At the time of the 2010 campaign there were still thousands of political prisoners in Burma’s jails. The number currently incarcerated in 2015 is considerably less than that, with AAPP figures recognizing around 164 current political prisoners. These numbers do not adequately reflect the reality of the situation in Burma. The steady number of releases or amnesties gives the impression that the current government recognizes the basic rights and freedoms of their people, and support the release of wrongly imprisoned activists. In actuality the number of political and human rights activists imprisoned has steadily increased since the beginning of 2014, with no official recognition of their status as political detainees. They are still imprisoned as criminals, many repeatedly imprisoned for continuing to demonstrate their brave commitment to a free democratic Burma. The the commitment this campaign symbolizes is demonstrative of the belief that no political prisoners should be left behind as the country moves towards a democracy. This campaign ensures they will not be forgotten and their freedom will be fought for.
January 4th 2015 celebrates Independence Day in Burma, with 2015 looking to be a important year for the future of the country. Independence Day marks the liberation of the country from British Colonial rule in 1948. In 2015 it should also recognize the journey that lies in front of the country now. The discussion of Burma as being in the middle of a democratic transition fails to adequately take into account steps that still need to be taken. These steps include securing the freedom of all remaining political prisoners. The needs for reform at a constitutional and judicial level are also essential first steps to take before a true democratic transition can be enacted.
The country faces many different challenges and difficulties in the run up to elections in 2015. The issue of political prisoners has been dangerously close to falling from international agendas with other issues being deemed more pressing in Burma.
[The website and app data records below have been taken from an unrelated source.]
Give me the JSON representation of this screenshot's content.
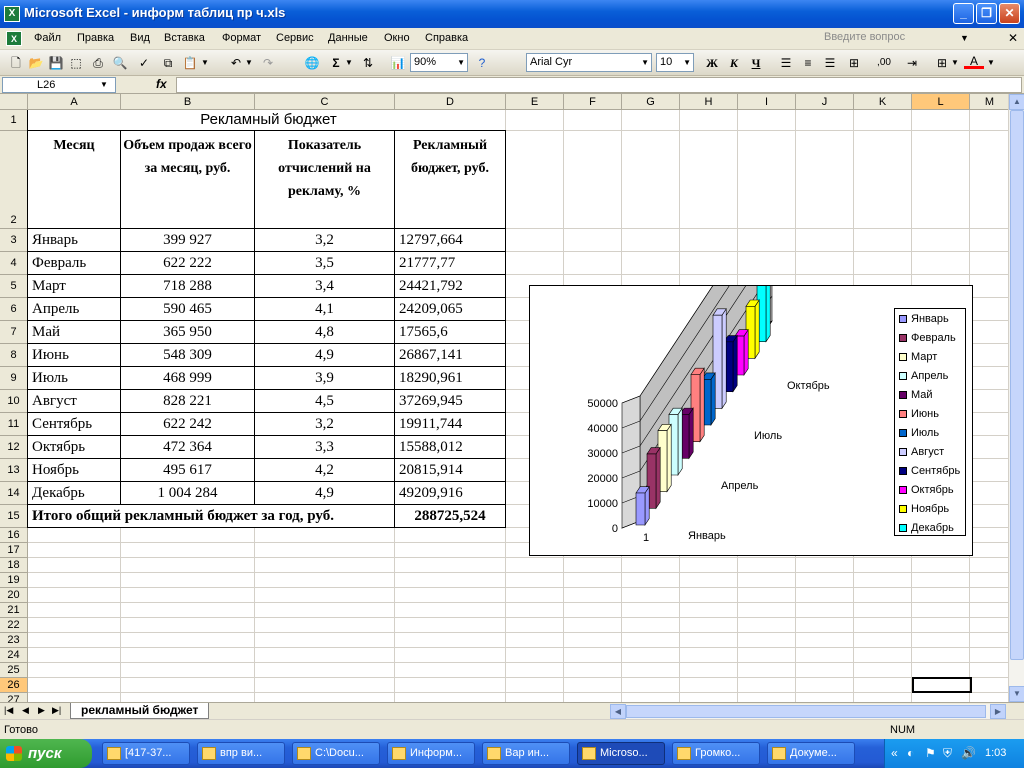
{
  "window": {
    "title": "Microsoft Excel - информ таблиц пр ч.xls",
    "app_icon": "X"
  },
  "menu": {
    "items": [
      "Файл",
      "Правка",
      "Вид",
      "Вставка",
      "Формат",
      "Сервис",
      "Данные",
      "Окно",
      "Справка"
    ],
    "help_placeholder": "Введите вопрос"
  },
  "toolbar": {
    "zoom": "90%",
    "font": "Arial Cyr",
    "size": "10",
    "bold": "Ж",
    "italic": "К",
    "underline": "Ч",
    "sigma": "Σ"
  },
  "formula": {
    "cell_ref": "L26",
    "fx": "fx",
    "value": ""
  },
  "columns": [
    "A",
    "B",
    "C",
    "D",
    "E",
    "F",
    "G",
    "H",
    "I",
    "J",
    "K",
    "L",
    "M"
  ],
  "rows": [
    "1",
    "2",
    "3",
    "4",
    "5",
    "6",
    "7",
    "8",
    "9",
    "10",
    "11",
    "12",
    "13",
    "14",
    "15",
    "16",
    "17",
    "18",
    "19",
    "20",
    "21",
    "22",
    "23",
    "24",
    "25",
    "26",
    "27"
  ],
  "table": {
    "title": "Рекламный бюджет",
    "headers": [
      "Месяц",
      "Объем продаж всего за месяц, руб.",
      "Показатель отчислений на рекламу, %",
      "Рекламный бюджет, руб."
    ],
    "data": [
      [
        "Январь",
        "399 927",
        "3,2",
        "12797,664"
      ],
      [
        "Февраль",
        "622 222",
        "3,5",
        "21777,77"
      ],
      [
        "Март",
        "718 288",
        "3,4",
        "24421,792"
      ],
      [
        "Апрель",
        "590 465",
        "4,1",
        "24209,065"
      ],
      [
        "Май",
        "365 950",
        "4,8",
        "17565,6"
      ],
      [
        "Июнь",
        "548 309",
        "4,9",
        "26867,141"
      ],
      [
        "Июль",
        "468 999",
        "3,9",
        "18290,961"
      ],
      [
        "Август",
        "828 221",
        "4,5",
        "37269,945"
      ],
      [
        "Сентябрь",
        "622 242",
        "3,2",
        "19911,744"
      ],
      [
        "Октябрь",
        "472 364",
        "3,3",
        "15588,012"
      ],
      [
        "Ноябрь",
        "495 617",
        "4,2",
        "20815,914"
      ],
      [
        "Декабрь",
        "1 004 284",
        "4,9",
        "49209,916"
      ]
    ],
    "total_label": "Итого общий рекламный бюджет за год, руб.",
    "total_value": "288725,524"
  },
  "chart_data": {
    "type": "bar",
    "categories": [
      "1"
    ],
    "series": [
      {
        "name": "Январь",
        "values": [
          12797.664
        ],
        "color": "#9999ff"
      },
      {
        "name": "Февраль",
        "values": [
          21777.77
        ],
        "color": "#993366"
      },
      {
        "name": "Март",
        "values": [
          24421.792
        ],
        "color": "#ffffcc"
      },
      {
        "name": "Апрель",
        "values": [
          24209.065
        ],
        "color": "#ccffff"
      },
      {
        "name": "Май",
        "values": [
          17565.6
        ],
        "color": "#660066"
      },
      {
        "name": "Июнь",
        "values": [
          26867.141
        ],
        "color": "#ff8080"
      },
      {
        "name": "Июль",
        "values": [
          18290.961
        ],
        "color": "#0066cc"
      },
      {
        "name": "Август",
        "values": [
          37269.945
        ],
        "color": "#ccccff"
      },
      {
        "name": "Сентябрь",
        "values": [
          19911.744
        ],
        "color": "#000080"
      },
      {
        "name": "Октябрь",
        "values": [
          15588.012
        ],
        "color": "#ff00ff"
      },
      {
        "name": "Ноябрь",
        "values": [
          20815.914
        ],
        "color": "#ffff00"
      },
      {
        "name": "Декабрь",
        "values": [
          49209.916
        ],
        "color": "#00ffff"
      }
    ],
    "depth_labels": [
      "Январь",
      "Апрель",
      "Июль",
      "Октябрь"
    ],
    "yticks": [
      "0",
      "10000",
      "20000",
      "30000",
      "40000",
      "50000"
    ],
    "ylim": [
      0,
      50000
    ],
    "legend_position": "right",
    "grid": true
  },
  "sheet_tab": "рекламный бюджет",
  "status": {
    "left": "Готово",
    "num": "NUM"
  },
  "taskbar": {
    "start": "пуск",
    "tasks": [
      "[417-37...",
      "впр ви...",
      "C:\\Docu...",
      "Информ...",
      "Вар ин...",
      "Microso...",
      "Громко...",
      "Докуме..."
    ],
    "clock": "1:03"
  }
}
While civilians are continuing to face repression, harassment, abuse and arrest for defending basic civil liberties, Burma will not achieve the free democratic status they desire. The human rights of the people are not being recognized or protected by the current government and arrests are showing no sign of abating. This campaign is as necessary now as it was when there were still thousands of political prisoners remaining in Burma.
We thank our supporters, friends, colleagues and fellow activists for the continued solidarity they show with civil society in Burma. The supporters of political prisoners remain steadfast in their assertion that there can be no national reconciliation in Burma while political prisoners remain. This campaign reiterates the call to immediately and unconditionally release all remaining political prisoners and end the ongoing arrests that still pervade in Burma.
For More Information
Thet Oo +95(0) 9 73107933
Tin Maung Oo +95(0) 95501429
Aung Myo Kyaw +94(0) 942811 7348
Bo Kyi +66(0)81 9628 713

download PDF file 2015 Campaign Background (Eng)